"One per cent - did we give one per cent effort? We didn't - none of us did.

"I want 15 per cent for all key workers, whether you're in a care home, sweeping the streets, driving a bus or saving lives in that building there [The Leeds General Infirmary] - everyone.

"We have been there. We are the servants, we are prepared to serve and we want paying."

Will Collins, 25, a medical student at the University of Leeds, said: "It's been quite rough over the last year.
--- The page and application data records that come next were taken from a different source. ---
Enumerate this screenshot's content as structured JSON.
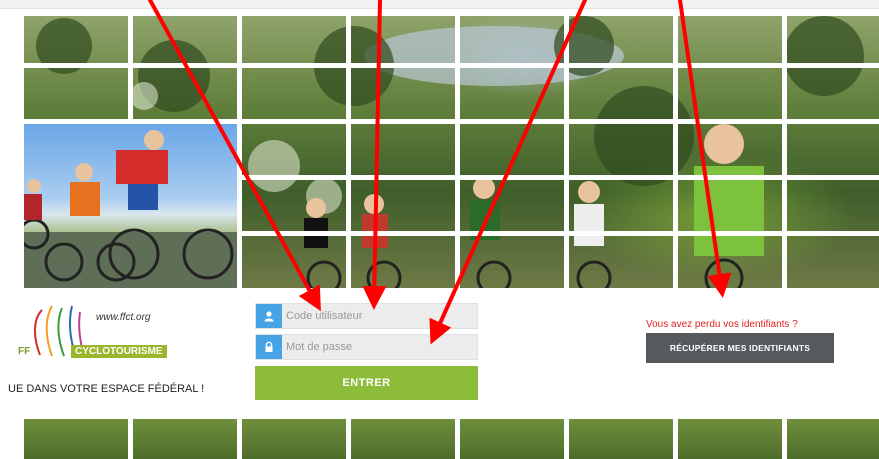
{
  "colors": {
    "accent_blue": "#45a3e6",
    "enter_green": "#8cbc3a",
    "recover_gray": "#555a5f",
    "alert_red": "#e02020",
    "annotation_red": "#ff0000"
  },
  "logo": {
    "url": "www.ffct.org",
    "ff": "FF",
    "name": "CYCLOTOURISME"
  },
  "tagline": "UE DANS VOTRE ESPACE FÉDÉRAL !",
  "login": {
    "user_placeholder": "Code utilisateur",
    "password_placeholder": "Mot de passe",
    "user_icon": "user-icon",
    "lock_icon": "lock-icon",
    "submit_label": "ENTRER"
  },
  "recover": {
    "prompt": "Vous avez perdu vos identifiants ?",
    "button_label": "RÉCUPÉRER MES IDENTIFIANTS"
  }
}
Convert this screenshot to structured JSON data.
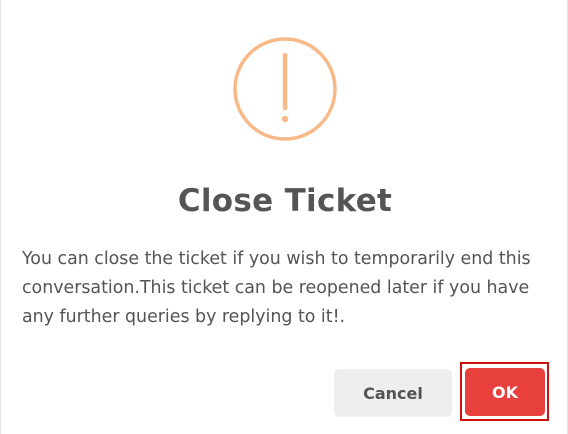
{
  "dialog": {
    "icon": "exclamation-circle-icon",
    "title": "Close Ticket",
    "message": "You can close the ticket if you wish to temporarily end this conversation.This ticket can be reopened later if you have any further queries by replying to it!.",
    "cancel_label": "Cancel",
    "ok_label": "OK"
  },
  "colors": {
    "icon": "#f7b987",
    "ok_button": "#e8403c",
    "highlight": "#cc1111",
    "cancel_button": "#eeeeee"
  }
}
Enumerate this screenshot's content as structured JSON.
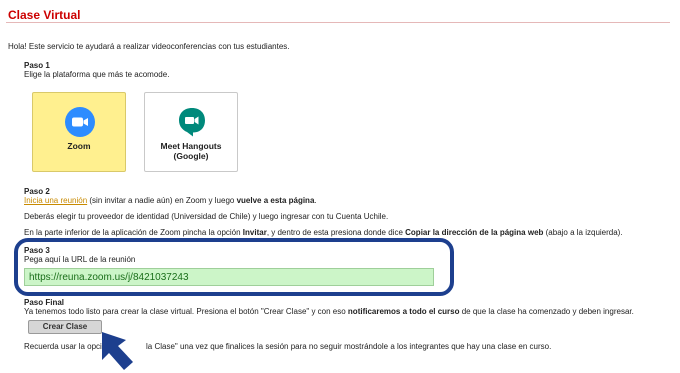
{
  "page": {
    "title": "Clase Virtual",
    "intro": "Hola! Este servicio te ayudará a realizar videoconferencias con tus estudiantes."
  },
  "step1": {
    "heading": "Paso 1",
    "text": "Elige la plataforma que más te acomode.",
    "options": [
      {
        "label": "Zoom",
        "icon": "zoom-video-icon",
        "color": "#2d8cff",
        "selected": true
      },
      {
        "label_line1": "Meet Hangouts",
        "label_line2": "(Google)",
        "icon": "google-meet-icon",
        "color": "#00897b",
        "selected": false
      }
    ]
  },
  "step2": {
    "heading": "Paso 2",
    "link": "Inicia una reunión",
    "line1_mid": " (sin invitar a nadie aún) en Zoom y luego ",
    "line1_bold": "vuelve a esta página",
    "line1_end": ".",
    "line2": "Deberás elegir tu proveedor de identidad (Universidad de Chile) y luego ingresar con tu Cuenta Uchile.",
    "line3_a": "En la parte inferior de la aplicación de Zoom pincha la opción ",
    "line3_b": "Invitar",
    "line3_c": ", y dentro de esta presiona donde dice ",
    "line3_d": "Copiar la dirección de la página web",
    "line3_e": " (abajo a la izquierda)."
  },
  "step3": {
    "heading": "Paso 3",
    "text": "Pega aquí la URL de la reunión",
    "url_value": "https://reuna.zoom.us/j/8421037243"
  },
  "final": {
    "heading": "Paso Final",
    "text_a": "Ya tenemos todo listo para crear la clase virtual. Presiona el botón \"Crear Clase\" y con eso ",
    "text_bold": "notificaremos a todo el curso",
    "text_b": " de que la clase ha comenzado y deben ingresar.",
    "button": "Crear Clase",
    "reminder_a": "Recuerda usar la opción",
    "reminder_b": "la Clase\" una vez que finalices la sesión para no seguir mostrándole a los integrantes que hay una clase en curso."
  },
  "colors": {
    "title": "#cc0000",
    "highlight": "#1d3f8e",
    "input_bg": "#ccf5c8",
    "zoom_card": "#fff08f"
  }
}
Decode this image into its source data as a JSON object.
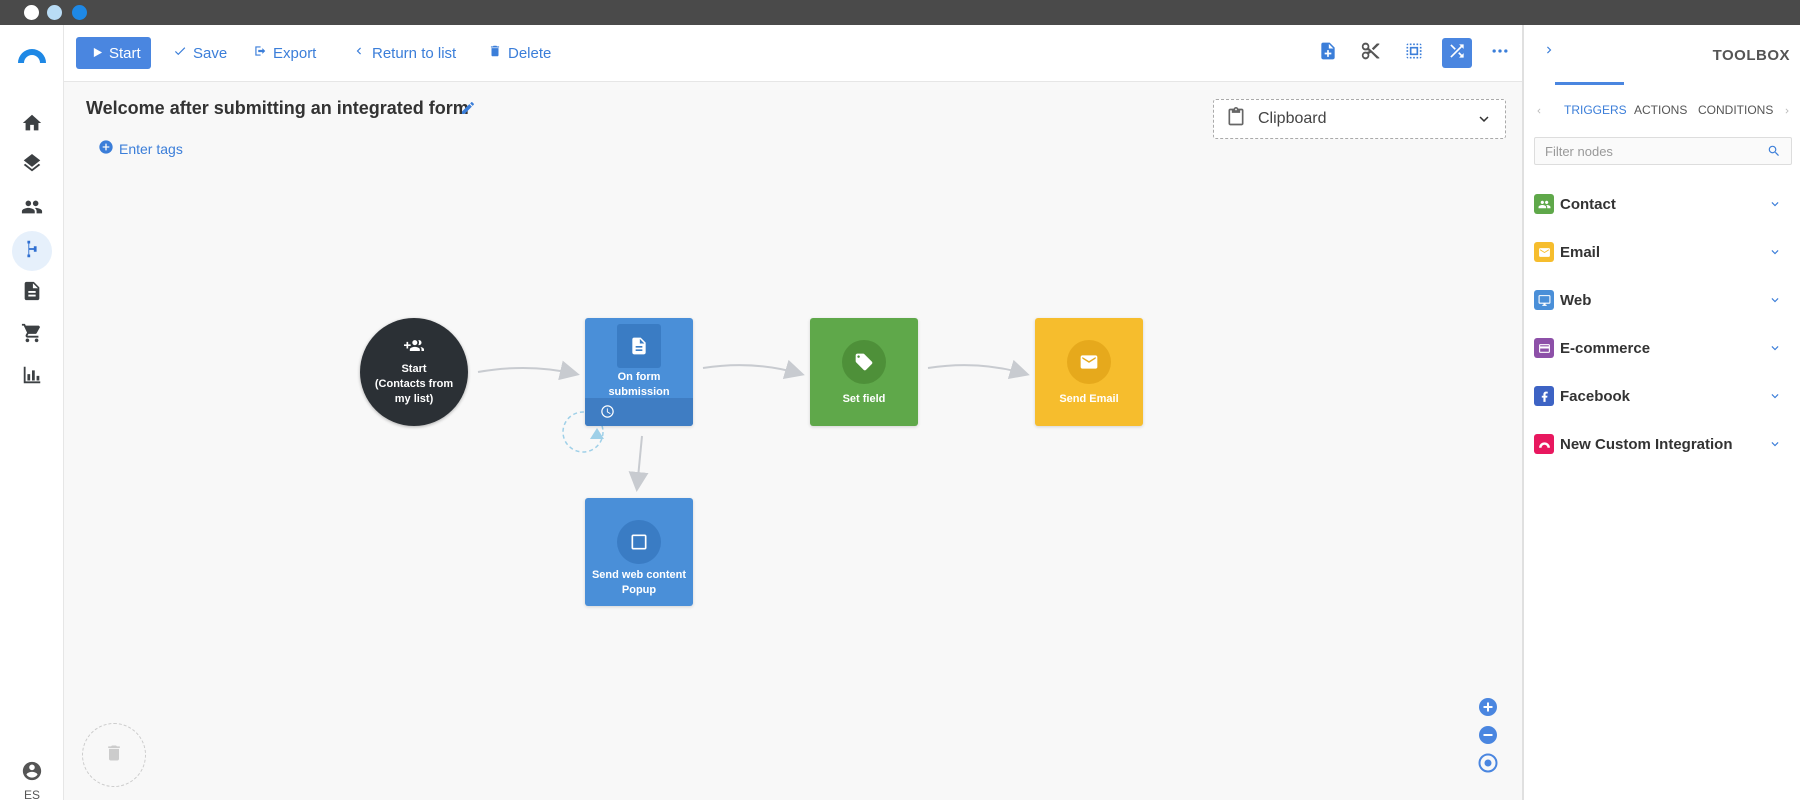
{
  "colors": {
    "accent": "#4a86e0",
    "contact": "#5fa84a",
    "email": "#f6bd2d",
    "web": "#4a8fd8",
    "ecommerce": "#8d50a8",
    "facebook": "#3d63c4",
    "custom": "#e8185f",
    "start_node": "#2b3035"
  },
  "nav": {
    "items": [
      {
        "icon": "home-icon"
      },
      {
        "icon": "layers-icon"
      },
      {
        "icon": "contacts-icon"
      },
      {
        "icon": "automation-icon",
        "active": true
      },
      {
        "icon": "document-icon"
      },
      {
        "icon": "cart-icon"
      },
      {
        "icon": "bar-chart-icon"
      }
    ],
    "language": "ES"
  },
  "toolbar": {
    "start_label": "Start",
    "save_label": "Save",
    "export_label": "Export",
    "return_label": "Return to list",
    "delete_label": "Delete"
  },
  "workflow": {
    "title": "Welcome after submitting an integrated form",
    "tags_label": "Enter tags",
    "clipboard_label": "Clipboard",
    "nodes": {
      "start_title": "Start",
      "start_subtitle": "(Contacts from my list)",
      "form": "On form submission",
      "set_field": "Set field",
      "send_email": "Send Email",
      "web_line1": "Send web content",
      "web_line2": "Popup"
    }
  },
  "toolbox": {
    "title": "TOOLBOX",
    "tabs": [
      "TRIGGERS",
      "ACTIONS",
      "CONDITIONS"
    ],
    "filter_placeholder": "Filter nodes",
    "categories": [
      {
        "label": "Contact",
        "icon": "contacts-icon"
      },
      {
        "label": "Email",
        "icon": "mail-icon"
      },
      {
        "label": "Web",
        "icon": "monitor-icon"
      },
      {
        "label": "E-commerce",
        "icon": "credit-card-icon"
      },
      {
        "label": "Facebook",
        "icon": "facebook-icon"
      },
      {
        "label": "New Custom Integration",
        "icon": "custom-integration-icon"
      }
    ]
  }
}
For a long time, I felt I was a spare part in a hospital and didn't get much patient contact because of Covid.

"People go into medicine because at the end of the day they want to help people.

"If we are going into an NHS that has been systemically dismantled and being sold off to the highest bidder, what does that leave us to do?

"When we go into a hospital we believe that healthcare should be free at the point of access, but in 10 or 20 years what will it look like if it keeps going the way it is going?

"I want to fight for a public NHS and to fight privatisation and actually fund it properly.

"The only way, in my opinion, to stop the reversal is to overthrow capitalism and implement socialism where the NHS and public services are funded for the good of the people rather than the profits of big business."

Katy Heppinstall, a nurse in Leeds and Nurses United member, said: “Throughout the past 18 months we’ve all seen how essential our NHS and its staff are.

"Whether it was supporting our mental well-being, delivering our first baby or holding your loved one’s hand in their last minute, our NHS workers have always been there, it’s just that now we can all see what happens when we don’t have enough because they’ve been underpaid and cannot stand working in fragmented and privatised services that don’t allow us to care.

"We need a new deal for our NHS that puts patients not profits back in control of our services.

"We all deserve the freedom to be healthy.”

The Government recommended that certain NHS staff, including nurses, should receive a 1 per cent pay rise.

NHS staff were due the pay rise in April, but ministers said they would await the recommendations of the pay review body, which is expected to deliver its report within days.

The response to the 1 per cent pay rise has been met with anger from NHS staff and unions, with protests held across the country.

The British Medical Association (BMA) said it has spent months pressing the Government to deliver a “fair” wage uplift for the NHS’s most senior clinicians. while the Royal College of Nursing said new Health Secretary Sajid Javid should not “insult nurses” by giving them just one per cent.

Pat Cullen, acting chief executive and general secretary of the RCN, told BBC Breakfast: “We understand that the Pay Review Body – the body that recommends the pay award for health care staff including nurses – may very well be in his in-tray this morning.

“And what we’re saying to him, please don’t insult nurses by awarding them a 1% pay award.

“That just will do nothing to try and hold on to those fantastic nurses that we’ve got in our system, not one of them can we afford to lose, but it also would attract [more nurses], and [attract new] nurses into the system.”

Mr Javid needs to make a “national recovery plan” for the health service, including tackling the nursing vacancies, Ms Cullen said.

“His most important priorities for nursing at this point in time is to put a national recovery plan in place for nursing that addresses the nursing workforce issues – the tens of thousands of vacancies that we’ve got right across England – which really can’t continue,” she said.

“And we did see that through the pandemic where nurses felt that they were approaching the pandemic with one hand tied behind their back. Those vacancies need to be addressed.”